◆ **Work request**
For the word "Output", report how many lines of the records below contain it, and nothing more.

◆ **Given records**
--- START ---
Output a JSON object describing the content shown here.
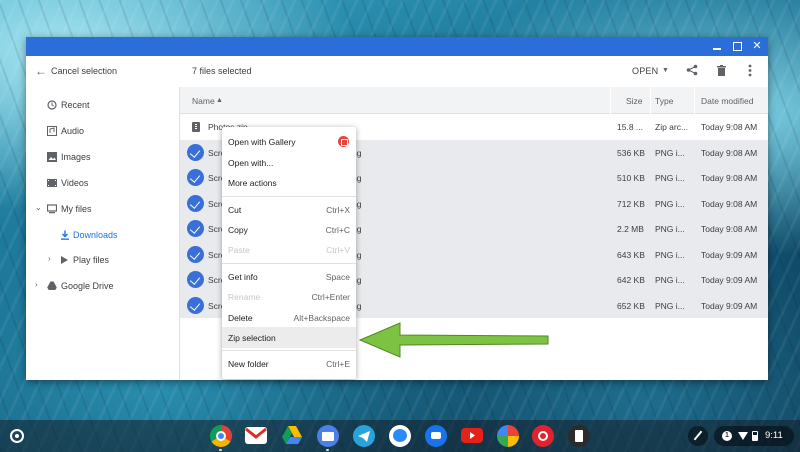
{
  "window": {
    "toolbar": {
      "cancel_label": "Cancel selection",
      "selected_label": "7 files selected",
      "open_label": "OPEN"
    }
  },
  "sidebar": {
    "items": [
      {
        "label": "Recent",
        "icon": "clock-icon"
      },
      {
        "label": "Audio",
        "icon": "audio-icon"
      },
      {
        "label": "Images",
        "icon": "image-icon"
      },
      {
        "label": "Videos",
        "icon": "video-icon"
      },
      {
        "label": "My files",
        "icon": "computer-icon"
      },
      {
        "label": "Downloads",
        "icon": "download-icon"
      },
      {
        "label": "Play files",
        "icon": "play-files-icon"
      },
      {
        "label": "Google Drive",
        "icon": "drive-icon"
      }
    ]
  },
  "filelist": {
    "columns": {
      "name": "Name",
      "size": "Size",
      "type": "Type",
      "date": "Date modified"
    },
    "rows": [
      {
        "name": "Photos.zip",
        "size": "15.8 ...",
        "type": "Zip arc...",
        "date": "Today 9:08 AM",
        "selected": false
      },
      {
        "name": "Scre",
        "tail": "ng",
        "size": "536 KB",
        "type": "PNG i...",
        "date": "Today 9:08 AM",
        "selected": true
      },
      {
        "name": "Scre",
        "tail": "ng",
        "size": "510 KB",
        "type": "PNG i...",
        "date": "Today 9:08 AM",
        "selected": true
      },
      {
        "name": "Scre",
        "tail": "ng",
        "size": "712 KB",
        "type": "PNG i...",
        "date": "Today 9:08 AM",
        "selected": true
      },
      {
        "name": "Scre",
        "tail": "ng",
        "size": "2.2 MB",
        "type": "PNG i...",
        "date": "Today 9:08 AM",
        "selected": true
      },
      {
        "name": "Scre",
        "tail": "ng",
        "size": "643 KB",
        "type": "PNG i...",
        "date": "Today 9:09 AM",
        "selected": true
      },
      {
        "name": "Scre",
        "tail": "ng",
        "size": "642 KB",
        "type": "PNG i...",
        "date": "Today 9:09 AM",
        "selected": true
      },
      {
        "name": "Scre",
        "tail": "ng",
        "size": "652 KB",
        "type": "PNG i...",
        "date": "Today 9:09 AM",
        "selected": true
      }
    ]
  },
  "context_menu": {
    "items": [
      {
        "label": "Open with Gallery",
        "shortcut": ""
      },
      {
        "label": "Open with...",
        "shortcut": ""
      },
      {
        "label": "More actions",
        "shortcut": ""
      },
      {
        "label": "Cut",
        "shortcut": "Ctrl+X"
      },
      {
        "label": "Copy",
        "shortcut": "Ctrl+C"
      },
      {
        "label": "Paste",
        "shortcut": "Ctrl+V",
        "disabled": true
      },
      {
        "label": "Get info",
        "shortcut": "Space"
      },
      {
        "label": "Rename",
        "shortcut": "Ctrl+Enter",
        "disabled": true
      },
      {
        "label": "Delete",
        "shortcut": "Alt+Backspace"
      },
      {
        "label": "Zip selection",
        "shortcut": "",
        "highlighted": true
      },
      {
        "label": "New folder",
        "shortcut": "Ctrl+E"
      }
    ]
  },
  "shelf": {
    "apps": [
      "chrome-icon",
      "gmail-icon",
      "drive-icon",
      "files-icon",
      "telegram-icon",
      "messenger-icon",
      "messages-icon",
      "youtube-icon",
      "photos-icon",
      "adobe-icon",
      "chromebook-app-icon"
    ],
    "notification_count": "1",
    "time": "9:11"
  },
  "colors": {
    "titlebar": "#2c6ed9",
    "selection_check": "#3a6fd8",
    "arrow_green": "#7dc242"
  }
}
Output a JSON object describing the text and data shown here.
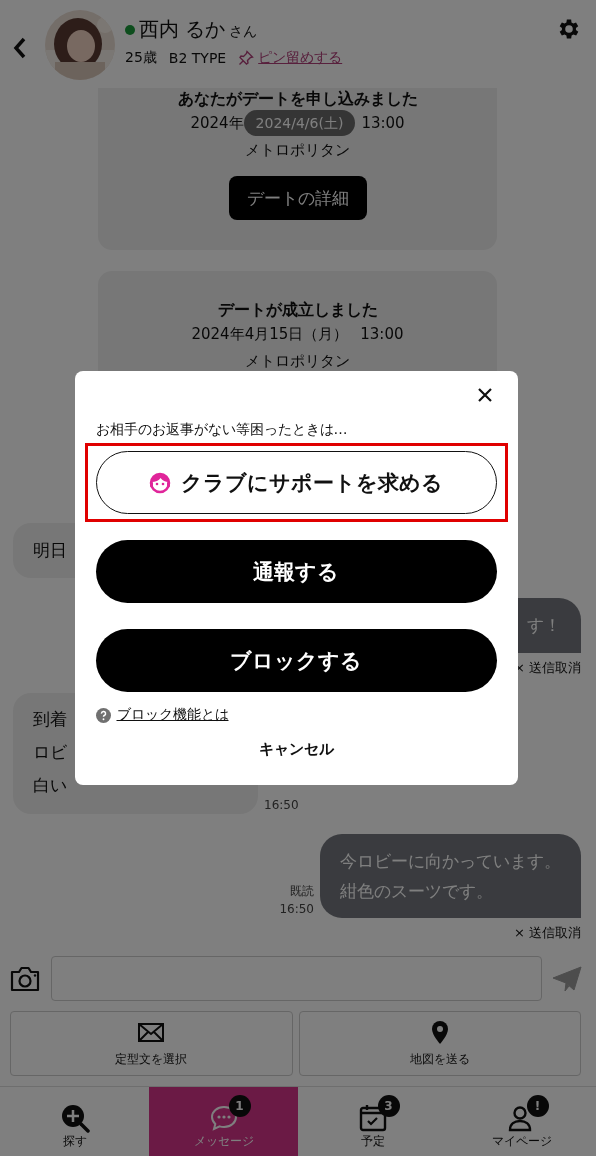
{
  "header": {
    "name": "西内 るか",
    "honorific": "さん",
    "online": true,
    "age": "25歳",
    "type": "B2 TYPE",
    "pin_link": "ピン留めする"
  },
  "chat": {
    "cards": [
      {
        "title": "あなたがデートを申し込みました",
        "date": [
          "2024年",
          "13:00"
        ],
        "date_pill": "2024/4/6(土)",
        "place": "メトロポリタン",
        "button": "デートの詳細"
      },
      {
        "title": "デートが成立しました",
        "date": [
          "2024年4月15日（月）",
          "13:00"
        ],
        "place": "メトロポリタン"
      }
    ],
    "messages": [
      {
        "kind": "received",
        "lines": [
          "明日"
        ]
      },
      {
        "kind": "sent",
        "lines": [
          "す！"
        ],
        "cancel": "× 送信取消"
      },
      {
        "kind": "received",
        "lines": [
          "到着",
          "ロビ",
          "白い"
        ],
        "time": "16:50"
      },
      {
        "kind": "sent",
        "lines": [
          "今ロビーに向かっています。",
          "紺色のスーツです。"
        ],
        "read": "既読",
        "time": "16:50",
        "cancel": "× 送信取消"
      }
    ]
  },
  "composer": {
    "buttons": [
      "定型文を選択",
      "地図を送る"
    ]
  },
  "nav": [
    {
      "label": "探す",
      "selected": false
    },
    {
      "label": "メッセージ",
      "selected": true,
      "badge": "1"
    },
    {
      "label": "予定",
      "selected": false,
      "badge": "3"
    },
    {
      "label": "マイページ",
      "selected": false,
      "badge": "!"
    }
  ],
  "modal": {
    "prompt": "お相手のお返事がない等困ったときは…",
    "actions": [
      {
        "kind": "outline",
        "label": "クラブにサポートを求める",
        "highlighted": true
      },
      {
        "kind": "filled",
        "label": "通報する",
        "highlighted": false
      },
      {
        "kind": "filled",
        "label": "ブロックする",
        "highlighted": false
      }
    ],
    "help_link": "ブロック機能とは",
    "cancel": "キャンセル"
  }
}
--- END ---
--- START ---
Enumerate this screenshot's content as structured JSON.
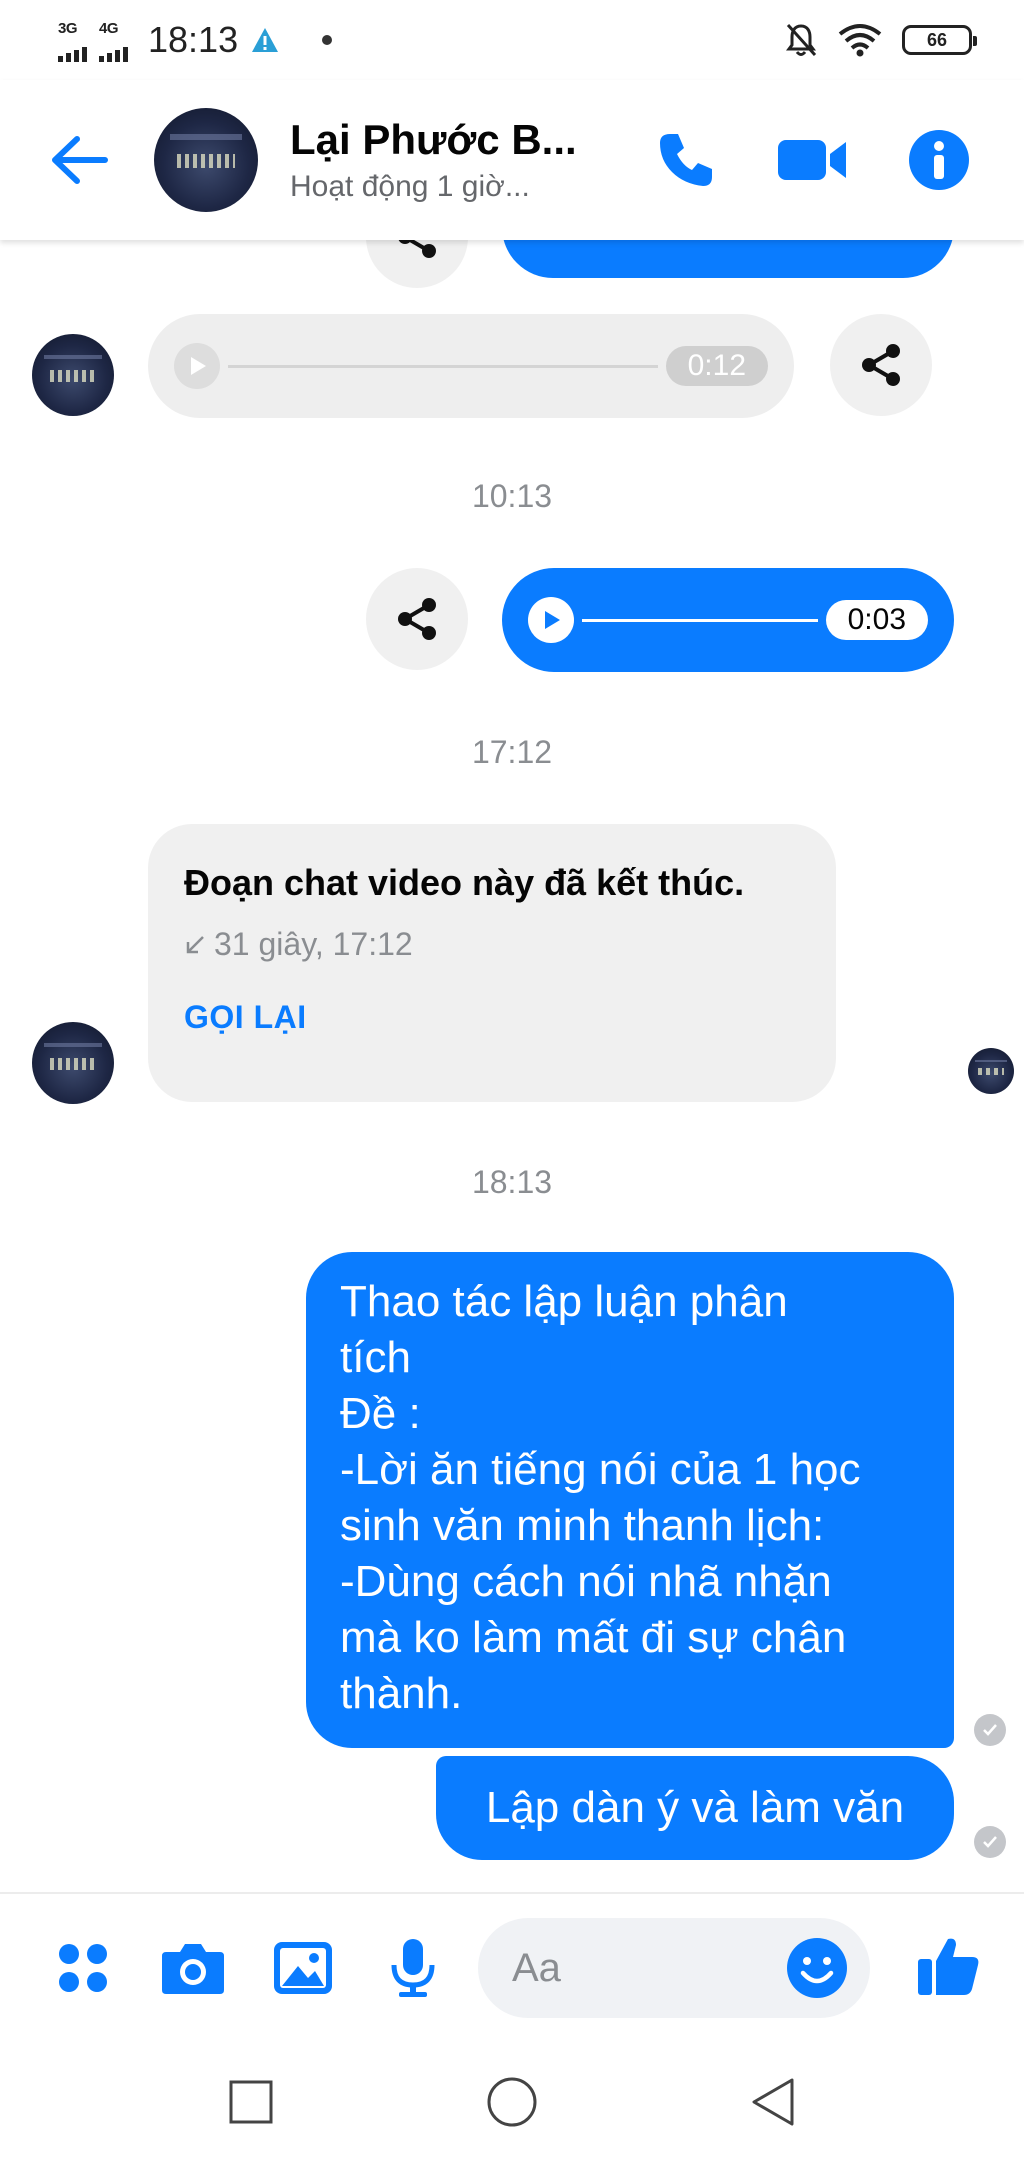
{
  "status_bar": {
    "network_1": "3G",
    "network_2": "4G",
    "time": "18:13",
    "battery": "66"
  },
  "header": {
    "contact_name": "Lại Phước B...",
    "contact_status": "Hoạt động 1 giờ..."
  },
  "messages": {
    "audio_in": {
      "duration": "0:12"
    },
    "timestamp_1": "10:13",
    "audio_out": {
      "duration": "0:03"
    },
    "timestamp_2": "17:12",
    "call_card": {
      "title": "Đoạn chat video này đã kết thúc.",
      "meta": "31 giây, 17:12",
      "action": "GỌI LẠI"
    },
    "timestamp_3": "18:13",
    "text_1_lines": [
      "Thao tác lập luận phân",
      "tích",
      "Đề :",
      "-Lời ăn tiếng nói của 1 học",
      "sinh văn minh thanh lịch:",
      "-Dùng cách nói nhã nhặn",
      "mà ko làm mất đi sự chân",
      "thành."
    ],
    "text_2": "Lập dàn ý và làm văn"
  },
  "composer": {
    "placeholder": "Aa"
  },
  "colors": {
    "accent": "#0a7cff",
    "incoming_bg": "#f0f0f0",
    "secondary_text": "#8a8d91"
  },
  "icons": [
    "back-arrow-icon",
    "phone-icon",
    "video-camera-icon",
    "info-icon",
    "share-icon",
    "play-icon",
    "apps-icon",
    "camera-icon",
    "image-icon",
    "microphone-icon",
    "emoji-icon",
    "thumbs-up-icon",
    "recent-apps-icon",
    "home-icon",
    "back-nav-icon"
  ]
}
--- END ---
◆ **Solution to the problem**
2